Utah, like every other state, has many kids in foster care that are waiting to be adopted. Children adopted out of foster care are typically older and/or may have challenging medical or behavioral needs, and often come from homes where they were living in unsafe conditions.
Adopting out of foster care follows a similar legal process to private adoptions. The foster parents must typically first go through a certification process including classes and training on parenting children that have been through difficult circumstances, a home study, and multiple background checks. Then, after the parental rights of the biological parents have been terminated, the adoption can be finalized. In Utah, foster care cases are handled in juvenile court. The State of Utah is the “agency” with legal custody. The child will also have a lawyer called a Guardian ad Litem. All of the parties work together with the judge to create an adoption plan that is in the best interest of the child.
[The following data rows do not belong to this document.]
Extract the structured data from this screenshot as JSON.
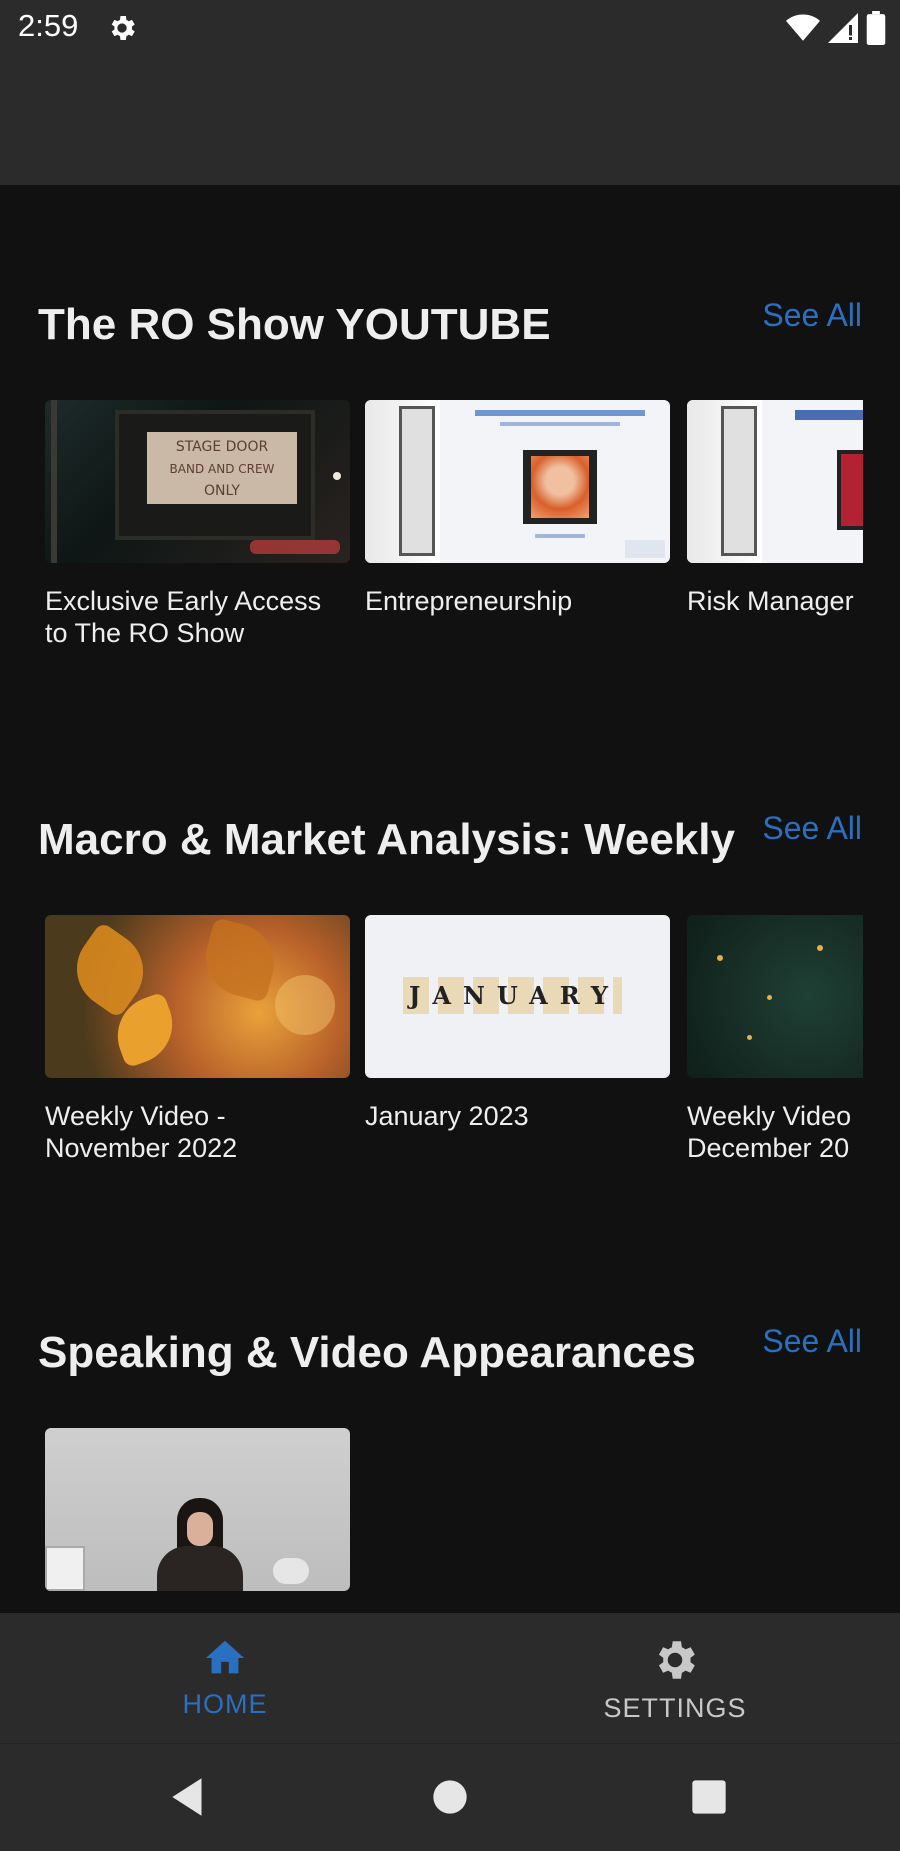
{
  "status_bar": {
    "time": "2:59",
    "icons": [
      "gear-icon",
      "wifi-icon",
      "signal-icon",
      "battery-icon"
    ]
  },
  "sections": [
    {
      "title": "The RO Show YOUTUBE",
      "see_all": "See All",
      "items": [
        {
          "title_line1": "Exclusive Early Access",
          "title_line2": "to The RO Show",
          "thumb_text": [
            "STAGE DOOR",
            "BAND AND CREW",
            "ONLY"
          ]
        },
        {
          "title_line1": "Entrepreneurship",
          "title_line2": ""
        },
        {
          "title_line1": "Risk Manager",
          "title_line2": ""
        }
      ]
    },
    {
      "title": "Macro & Market Analysis: Weekly",
      "see_all": "See All",
      "items": [
        {
          "title_line1": "Weekly Video -",
          "title_line2": "November 2022"
        },
        {
          "title_line1": "January 2023",
          "title_line2": "",
          "thumb_text": "JANUARY"
        },
        {
          "title_line1": "Weekly Video",
          "title_line2": "December 20"
        }
      ]
    },
    {
      "title": "Speaking & Video Appearances",
      "see_all": "See All",
      "items": []
    }
  ],
  "bottom_nav": {
    "home_label": "HOME",
    "settings_label": "SETTINGS",
    "active": "home"
  },
  "colors": {
    "accent": "#2a6fc0",
    "background": "#111111",
    "bar": "#2b2b2b"
  }
}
Because the State and our whole society benefits from these children being adopted into strong, stable families, there are significant incentives, primarily financial, to pursuing foster care adoptions. For example, there is no cost for the home study, training and education classes, and to become certified foster parents. There are no agency, application, or placement fees, and the State of Utah will reimburse the foster parents up to $2,000 per child for attorney fees or other out of pocket costs. In some instances, the child may be eligible for an ongoing adoption subsidy payment, health insurance coverage until the child turns 18. Finally, a family adopting from foster care may be able to take the entire federal Adoption Tax Credit in the year of finalization even if the adoption cost the family less than the entire amount.
Additional Resources about becoming Utah Foster Parents: